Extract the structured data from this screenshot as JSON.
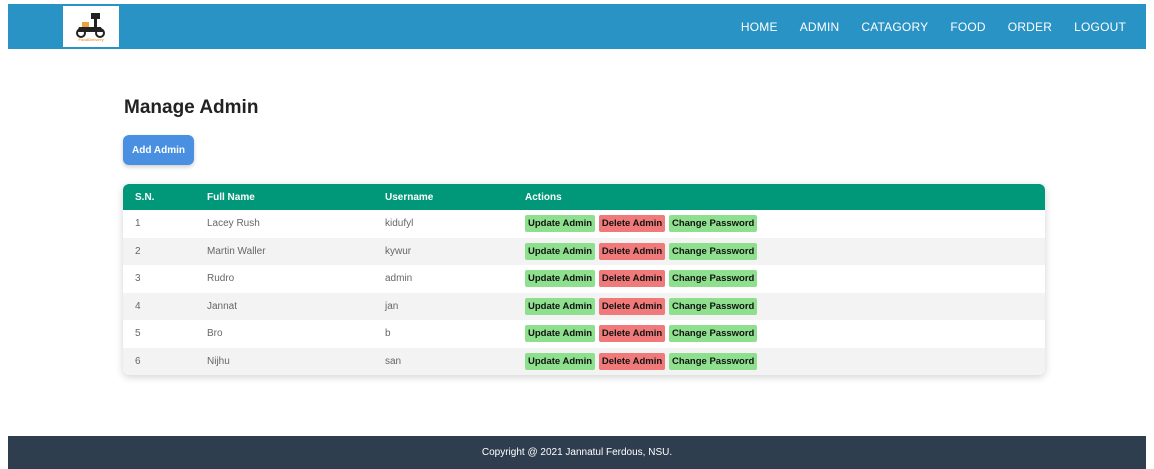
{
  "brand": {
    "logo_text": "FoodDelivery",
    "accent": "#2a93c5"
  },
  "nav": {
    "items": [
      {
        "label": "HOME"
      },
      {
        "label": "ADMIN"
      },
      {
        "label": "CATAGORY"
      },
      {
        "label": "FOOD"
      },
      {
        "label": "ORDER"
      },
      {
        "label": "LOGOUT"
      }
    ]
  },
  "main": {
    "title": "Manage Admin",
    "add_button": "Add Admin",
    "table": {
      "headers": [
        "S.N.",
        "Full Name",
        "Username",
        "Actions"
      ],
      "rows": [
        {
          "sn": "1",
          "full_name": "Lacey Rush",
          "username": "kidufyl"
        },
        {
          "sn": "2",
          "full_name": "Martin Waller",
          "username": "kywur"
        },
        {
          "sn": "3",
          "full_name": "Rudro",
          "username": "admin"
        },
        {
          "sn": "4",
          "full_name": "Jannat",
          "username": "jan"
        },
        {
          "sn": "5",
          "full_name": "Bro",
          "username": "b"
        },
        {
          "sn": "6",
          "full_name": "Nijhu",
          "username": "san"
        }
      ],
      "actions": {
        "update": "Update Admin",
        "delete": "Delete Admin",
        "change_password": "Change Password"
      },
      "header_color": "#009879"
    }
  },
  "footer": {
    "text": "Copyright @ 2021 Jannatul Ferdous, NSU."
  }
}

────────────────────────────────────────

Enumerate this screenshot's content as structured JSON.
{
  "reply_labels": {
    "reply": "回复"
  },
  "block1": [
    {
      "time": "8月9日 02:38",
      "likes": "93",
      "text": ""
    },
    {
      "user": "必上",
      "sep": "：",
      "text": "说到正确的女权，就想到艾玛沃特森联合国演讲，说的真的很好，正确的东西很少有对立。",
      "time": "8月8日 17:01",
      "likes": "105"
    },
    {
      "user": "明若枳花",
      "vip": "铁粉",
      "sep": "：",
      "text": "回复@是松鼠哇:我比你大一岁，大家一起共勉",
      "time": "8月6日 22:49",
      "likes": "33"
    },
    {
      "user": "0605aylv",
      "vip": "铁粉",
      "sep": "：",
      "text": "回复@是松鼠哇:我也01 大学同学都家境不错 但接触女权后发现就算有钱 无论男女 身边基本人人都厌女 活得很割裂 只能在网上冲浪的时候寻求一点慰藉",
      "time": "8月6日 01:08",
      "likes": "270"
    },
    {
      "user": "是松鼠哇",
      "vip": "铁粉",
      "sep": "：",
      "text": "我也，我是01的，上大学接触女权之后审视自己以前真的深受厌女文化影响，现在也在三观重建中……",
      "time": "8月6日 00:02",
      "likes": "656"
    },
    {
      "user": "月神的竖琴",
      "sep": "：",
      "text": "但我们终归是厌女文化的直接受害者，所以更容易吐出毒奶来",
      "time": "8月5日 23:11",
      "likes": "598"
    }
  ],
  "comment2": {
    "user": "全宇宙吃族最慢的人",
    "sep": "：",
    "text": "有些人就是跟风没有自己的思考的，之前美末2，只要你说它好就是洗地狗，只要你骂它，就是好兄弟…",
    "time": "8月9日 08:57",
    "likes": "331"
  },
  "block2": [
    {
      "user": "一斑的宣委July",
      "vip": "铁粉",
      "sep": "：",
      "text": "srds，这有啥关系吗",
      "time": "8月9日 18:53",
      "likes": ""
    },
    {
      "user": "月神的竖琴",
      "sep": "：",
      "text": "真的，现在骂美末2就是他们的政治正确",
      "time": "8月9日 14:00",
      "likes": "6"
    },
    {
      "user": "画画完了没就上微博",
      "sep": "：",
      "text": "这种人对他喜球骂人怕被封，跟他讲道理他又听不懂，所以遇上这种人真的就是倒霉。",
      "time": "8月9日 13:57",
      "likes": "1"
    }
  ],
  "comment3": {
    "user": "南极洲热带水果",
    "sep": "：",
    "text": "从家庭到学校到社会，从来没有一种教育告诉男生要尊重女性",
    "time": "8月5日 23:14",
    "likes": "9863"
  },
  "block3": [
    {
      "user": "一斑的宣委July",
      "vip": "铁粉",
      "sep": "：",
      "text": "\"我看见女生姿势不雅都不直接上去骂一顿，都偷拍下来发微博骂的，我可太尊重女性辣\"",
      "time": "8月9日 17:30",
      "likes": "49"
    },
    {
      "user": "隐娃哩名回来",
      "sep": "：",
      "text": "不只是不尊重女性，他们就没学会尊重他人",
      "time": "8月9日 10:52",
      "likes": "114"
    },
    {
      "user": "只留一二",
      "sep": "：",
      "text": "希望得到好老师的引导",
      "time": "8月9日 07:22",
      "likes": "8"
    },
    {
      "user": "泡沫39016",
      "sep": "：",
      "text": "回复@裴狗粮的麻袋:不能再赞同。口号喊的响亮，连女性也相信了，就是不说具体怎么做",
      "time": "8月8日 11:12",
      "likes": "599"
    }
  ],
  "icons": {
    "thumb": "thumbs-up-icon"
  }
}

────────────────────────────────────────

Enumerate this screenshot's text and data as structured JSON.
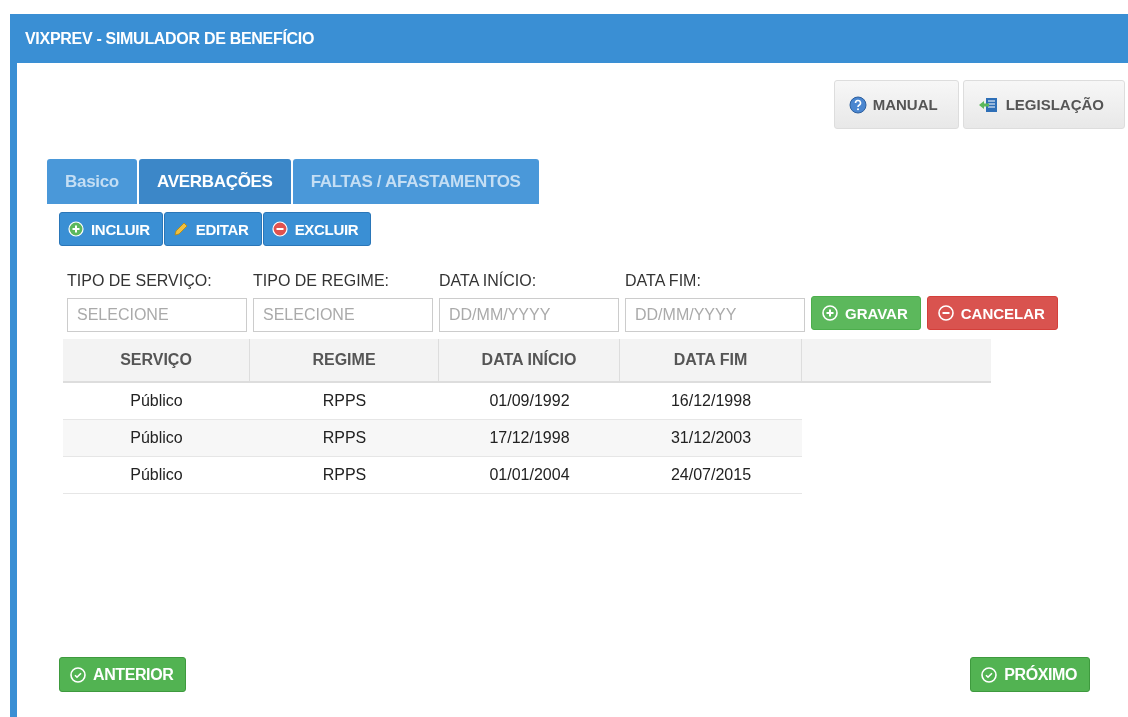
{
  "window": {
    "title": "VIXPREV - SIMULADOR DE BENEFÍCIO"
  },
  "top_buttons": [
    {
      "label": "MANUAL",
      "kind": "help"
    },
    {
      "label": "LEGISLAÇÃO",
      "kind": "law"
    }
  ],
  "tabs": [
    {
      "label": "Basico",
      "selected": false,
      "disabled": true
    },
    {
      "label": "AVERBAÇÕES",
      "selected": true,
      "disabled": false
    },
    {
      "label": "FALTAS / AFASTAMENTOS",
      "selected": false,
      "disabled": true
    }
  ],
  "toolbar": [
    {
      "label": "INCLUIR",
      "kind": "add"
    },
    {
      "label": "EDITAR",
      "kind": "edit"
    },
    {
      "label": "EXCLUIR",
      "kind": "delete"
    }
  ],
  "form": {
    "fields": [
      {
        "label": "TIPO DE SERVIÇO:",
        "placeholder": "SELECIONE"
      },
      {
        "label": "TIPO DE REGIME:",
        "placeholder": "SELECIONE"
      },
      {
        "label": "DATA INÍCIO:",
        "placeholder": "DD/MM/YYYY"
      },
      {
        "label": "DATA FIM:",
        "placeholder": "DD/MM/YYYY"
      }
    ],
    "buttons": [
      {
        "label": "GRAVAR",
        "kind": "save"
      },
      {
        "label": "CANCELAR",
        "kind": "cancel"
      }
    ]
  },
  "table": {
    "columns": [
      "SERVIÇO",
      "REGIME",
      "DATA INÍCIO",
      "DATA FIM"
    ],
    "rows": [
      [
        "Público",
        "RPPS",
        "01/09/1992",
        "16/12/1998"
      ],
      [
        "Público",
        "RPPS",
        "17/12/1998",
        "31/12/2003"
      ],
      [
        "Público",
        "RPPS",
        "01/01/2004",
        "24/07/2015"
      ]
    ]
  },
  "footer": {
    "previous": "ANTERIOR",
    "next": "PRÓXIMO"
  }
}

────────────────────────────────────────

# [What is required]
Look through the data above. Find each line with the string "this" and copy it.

# [Exercise output]
Extract the structured data from this screenshot as JSON.
Enumerate this screenshot's content as structured JSON.
Enumerate this screenshot's text and data as structured JSON.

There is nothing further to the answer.